Autopilot sailing to a waypoint
Last weekend the NauticEd crew did a boat delivery for the local Moorings Yacht Charter company in New Zealand. We sailed from Auckland up to the Bay of Islands to deliver the yacht back to its charter base. The yacht was a Beneteau 37 2012 model and was appointed well and in great condition. The first point to note for this post is that this has to be one of the most amazing coastlines to sail. It is loaded with islands and the only regret was that we had just two days to make the delivery. Thus we had to sail right past dozens of world class anchorages. A 10 day charter vacation around the Bay of Islands then down the coast and out to Great Barrier Island 25 miles off shore is not to be missed in a lifetime. On this quick trip we saw whales and dolphins with one pod riding our bow wave for 10 minutes.
The New Zealand coast line is quite amazing with its high rocky shorelines encasing stunning secluded beaches. In the evening, you just toss over the line and pull up a snapper for dinner. If you’d like to book a charter sailing vacation in New Zealand, NauticEd can help out with the booking and details and give some good advice. Contact us via this page – book sailing vacations.
Anyway I digress from the point of this post …
While there are a few reefs to be concerned with, the navigation is quite easy. We were delighted to see a B & G Zeus chart plotter on board. Reason being was that this was the example device we used in our newly launched Electronic Navigation Sailing Course. Being the author of the course I was able to really test out the device on the water. I was easily able to set the device up to view all the information I needed. Since the delivery required us to deliver on time, our VMC (Velocity Made Good on Course) was one of the most important pieces of data we needed to monitor. Since the wind was a beautiful beam reach for most of the way, we were able to dial in the autopilot to sail the waypoints that we programmed in. Most people will just dial in a compass heading into the autopilot but I think this is a mistake. It’s far safer to dial in the waypoint.
As you’ll learn in the Electronic Navigation Course, dialing in a compass heading will just point the boat on the heading which is almost assuredly not where you will end up due to leeway and current. This could take you over dangerous reefs etc. and you actually won’t arrive at your destination. Dialing in a waypoint is telling the autopilot to steer a course that will ensure the boat arrives at the waypoint in an exact straight line from the start of the navigation point. Then all you have to do is make sure that the path between the start and the waypoint is a safe course. And since it’s a straight line, it’s the shortest distance.
The trick to all this then is to make sure your chart plotter is “talking” to your autopilot which is usually as simple as connecting them with the appropriate cable. Then you use the menu in the autopilot to select the waypoint and hit “steer to waypoint”.

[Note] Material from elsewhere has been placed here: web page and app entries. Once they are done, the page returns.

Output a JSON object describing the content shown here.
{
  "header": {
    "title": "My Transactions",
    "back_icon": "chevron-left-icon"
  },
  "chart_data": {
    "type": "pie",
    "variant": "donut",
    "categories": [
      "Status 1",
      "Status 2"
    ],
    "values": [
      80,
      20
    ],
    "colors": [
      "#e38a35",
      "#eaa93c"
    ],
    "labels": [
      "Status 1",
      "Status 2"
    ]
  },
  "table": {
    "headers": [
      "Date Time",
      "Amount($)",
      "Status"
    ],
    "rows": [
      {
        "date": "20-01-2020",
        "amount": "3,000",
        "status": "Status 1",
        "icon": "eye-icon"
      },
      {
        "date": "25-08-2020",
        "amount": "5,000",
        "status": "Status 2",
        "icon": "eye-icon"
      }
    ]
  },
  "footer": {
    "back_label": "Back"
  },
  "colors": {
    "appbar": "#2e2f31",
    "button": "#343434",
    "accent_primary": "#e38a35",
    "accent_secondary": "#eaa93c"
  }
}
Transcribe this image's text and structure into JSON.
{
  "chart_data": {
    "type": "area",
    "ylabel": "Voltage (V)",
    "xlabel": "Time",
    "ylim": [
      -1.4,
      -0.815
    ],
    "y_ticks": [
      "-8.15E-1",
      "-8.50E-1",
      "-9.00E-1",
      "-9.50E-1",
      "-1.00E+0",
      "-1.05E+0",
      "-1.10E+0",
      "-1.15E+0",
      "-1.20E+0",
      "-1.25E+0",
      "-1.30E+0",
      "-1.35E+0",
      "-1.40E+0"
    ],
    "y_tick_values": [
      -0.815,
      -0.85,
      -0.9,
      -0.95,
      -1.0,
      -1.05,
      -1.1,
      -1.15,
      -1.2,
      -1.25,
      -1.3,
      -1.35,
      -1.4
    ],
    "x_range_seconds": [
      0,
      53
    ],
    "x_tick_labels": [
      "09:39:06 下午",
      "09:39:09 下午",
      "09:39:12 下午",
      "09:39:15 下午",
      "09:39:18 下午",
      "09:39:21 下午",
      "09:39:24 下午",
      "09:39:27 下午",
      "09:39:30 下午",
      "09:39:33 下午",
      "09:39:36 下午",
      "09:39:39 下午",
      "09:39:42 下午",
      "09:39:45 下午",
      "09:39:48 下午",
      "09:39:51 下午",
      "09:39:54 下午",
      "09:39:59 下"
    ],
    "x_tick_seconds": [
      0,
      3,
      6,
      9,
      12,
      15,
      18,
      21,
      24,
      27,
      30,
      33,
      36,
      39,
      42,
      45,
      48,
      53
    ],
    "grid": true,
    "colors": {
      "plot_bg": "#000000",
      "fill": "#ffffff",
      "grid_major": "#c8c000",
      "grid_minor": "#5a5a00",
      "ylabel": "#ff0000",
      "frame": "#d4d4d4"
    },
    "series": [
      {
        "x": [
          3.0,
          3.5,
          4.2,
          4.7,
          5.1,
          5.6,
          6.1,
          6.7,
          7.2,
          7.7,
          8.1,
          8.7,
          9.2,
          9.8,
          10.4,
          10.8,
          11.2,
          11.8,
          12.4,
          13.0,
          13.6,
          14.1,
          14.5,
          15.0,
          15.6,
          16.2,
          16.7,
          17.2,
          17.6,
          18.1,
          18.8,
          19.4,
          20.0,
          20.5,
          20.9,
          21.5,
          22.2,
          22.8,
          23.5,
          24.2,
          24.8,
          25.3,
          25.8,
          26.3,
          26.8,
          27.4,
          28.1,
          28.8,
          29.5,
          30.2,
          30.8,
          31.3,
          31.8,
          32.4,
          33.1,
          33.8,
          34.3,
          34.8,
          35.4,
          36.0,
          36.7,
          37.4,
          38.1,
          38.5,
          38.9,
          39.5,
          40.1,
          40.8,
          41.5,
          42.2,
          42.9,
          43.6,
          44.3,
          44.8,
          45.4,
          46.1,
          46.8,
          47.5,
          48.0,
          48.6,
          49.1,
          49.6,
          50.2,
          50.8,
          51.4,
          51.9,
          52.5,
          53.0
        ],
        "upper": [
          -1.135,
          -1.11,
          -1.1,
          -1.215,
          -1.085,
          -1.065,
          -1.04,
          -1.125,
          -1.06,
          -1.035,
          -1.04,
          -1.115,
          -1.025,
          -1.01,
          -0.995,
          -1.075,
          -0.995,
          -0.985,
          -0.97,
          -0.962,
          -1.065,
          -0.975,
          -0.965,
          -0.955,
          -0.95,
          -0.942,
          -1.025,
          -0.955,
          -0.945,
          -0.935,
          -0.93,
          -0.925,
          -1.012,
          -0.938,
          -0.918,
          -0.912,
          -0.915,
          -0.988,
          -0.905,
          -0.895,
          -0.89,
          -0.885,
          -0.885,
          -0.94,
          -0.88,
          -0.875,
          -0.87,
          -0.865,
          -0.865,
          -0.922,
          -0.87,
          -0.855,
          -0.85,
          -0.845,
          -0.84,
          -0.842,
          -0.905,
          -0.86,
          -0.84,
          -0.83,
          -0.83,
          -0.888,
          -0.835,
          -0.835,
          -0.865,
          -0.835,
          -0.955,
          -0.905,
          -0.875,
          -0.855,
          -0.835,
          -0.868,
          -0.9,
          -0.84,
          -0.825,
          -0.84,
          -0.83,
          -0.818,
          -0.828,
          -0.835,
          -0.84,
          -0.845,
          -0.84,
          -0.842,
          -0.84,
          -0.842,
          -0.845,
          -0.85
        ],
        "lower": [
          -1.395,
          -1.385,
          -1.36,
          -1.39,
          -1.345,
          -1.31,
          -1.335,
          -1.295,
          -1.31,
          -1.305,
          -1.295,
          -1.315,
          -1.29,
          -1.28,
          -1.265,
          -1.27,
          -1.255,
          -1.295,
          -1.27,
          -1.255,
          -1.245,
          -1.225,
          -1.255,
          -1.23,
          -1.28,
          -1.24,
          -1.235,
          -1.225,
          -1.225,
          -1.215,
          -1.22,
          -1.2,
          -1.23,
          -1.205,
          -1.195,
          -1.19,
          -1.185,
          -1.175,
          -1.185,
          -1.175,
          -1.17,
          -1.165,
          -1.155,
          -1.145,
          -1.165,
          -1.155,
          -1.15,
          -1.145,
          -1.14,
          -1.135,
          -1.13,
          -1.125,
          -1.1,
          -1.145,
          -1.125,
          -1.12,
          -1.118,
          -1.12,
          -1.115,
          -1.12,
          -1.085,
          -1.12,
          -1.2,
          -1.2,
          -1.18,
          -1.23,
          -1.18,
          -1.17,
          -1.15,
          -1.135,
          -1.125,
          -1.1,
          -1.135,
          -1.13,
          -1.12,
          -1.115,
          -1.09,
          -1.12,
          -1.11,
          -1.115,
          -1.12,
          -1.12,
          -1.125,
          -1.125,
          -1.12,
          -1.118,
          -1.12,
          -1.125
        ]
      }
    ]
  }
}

You can also use the autopilot to steer to a specific wind angle. This is mostly used when on a beat to windward. You can dial in – Steer to (say) 45 deg true wind angle. Then no matter what the wind shift, the boat will steer this angle to the wind. In the alarms panel of the device you can set up to have the device tell you if the wind has shifted any significant wind angle.
Mostly, the point of this post then is to introduce the practicality of using the electronic tools available to you when properly using a chart plotter. And during our boat delivery, we were able to apply these tools in a practical useful manner. Not to mention that it made me look like an expert infront of the fairly novice crew.
In the Electronic Navigation Course we created dozens of interactive animated simulations. This one below shows how to set up the Autopilot to steer to a waypoint or the wind.